The News of the World also revealed plans to publish an ad-free issue after its advertisers fled in droves and those that were left faced intense criticism from their customers.

Earlier on Thursday, Sainsbury's and Boots followed The Co-op Group in suspending advertising with the newspaper until the outcome of the police investigation was known. Morrisons and Asda said they had no plans to advertise with the paper this weekend, while many other companies had chosen to monitor the situation, including Tesco, P&G and Unilever three of the title's biggest-spending advertisers.

Sainsbury's and the Co-op's decision to pull ads came after their Facebook pages were swamped by customers protesting at their decision to wait for the investigation's outcome. "You need to act now if you are to convince any of us that your ethical credentials can be taken seriously," one poster wrote on the Co-op's Facebook page. A poster on Sainsbury's page wrote: "Try something new today like some principles."

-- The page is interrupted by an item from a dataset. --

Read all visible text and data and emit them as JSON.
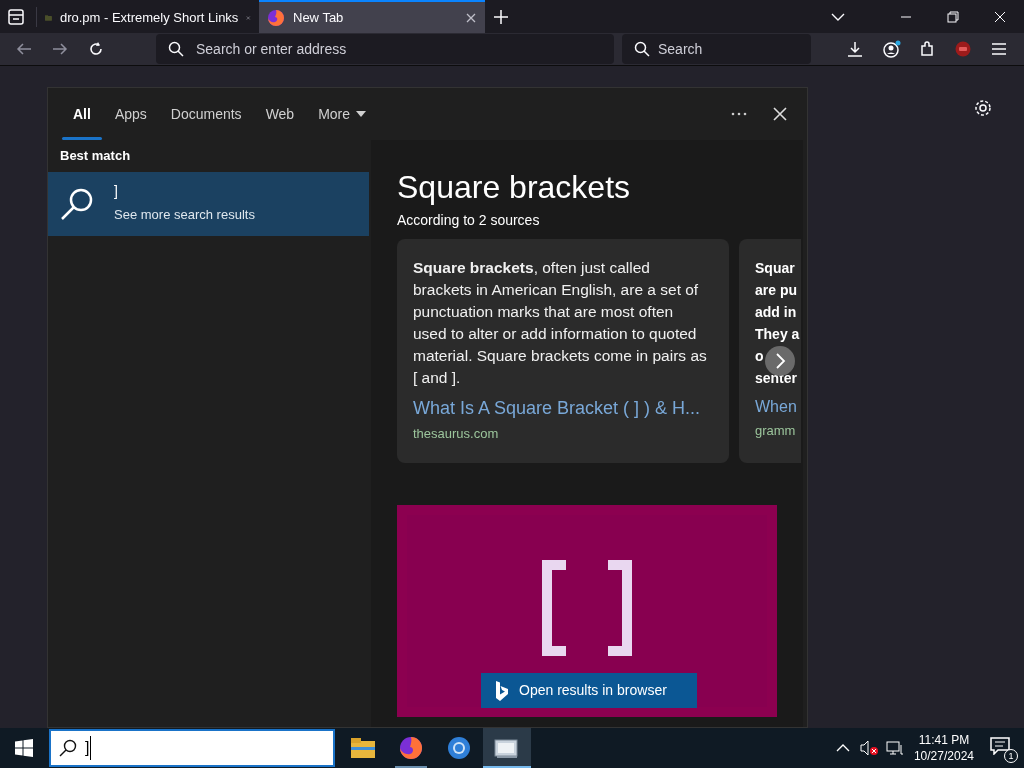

The Co-op said the allegations had been "met with revulsion by the vast majority of members", so it chose to "suspend temporarily any further advertising and promotional activity with the paper".

This was a "prudent move," said branding expert Jonathan Gabay. "Anything that could potentially impact on the major brands needs to be assessed very carefully," he said.

Despite huge numbers of complaints on its Facebook page, Tesco had remained adamant that it would wait for the outcome of the police investigation, and was understood to be one of just four remaining advertisers before News International made its sensational decision. "We believe the absolute priority now is for the allegations to be investigated thoroughly and properly," Tesco said.

Although none of the big supermarkets went as far as delisting the paper, independents said they would make a stand, despite the title being the biggest-selling Sunday paper with a circulation of more than 2.6 million in May, ­according to ABC. "We have decided not to stock this paper until further notice and are encouraging others to do the same," said Andrew Thornton, the owner of two Budgens stores in London.

National Federation of Retail Newsagents national president Kieran McDonnell added: "Such activities do a huge disservice to the newspaper industry in general and News International."

Read more
Sainsbury’s joins The Co-op in News of the World ad boycott (7 July 2011)
Tesco won’t rush into News of the World boycott (5 July 2011)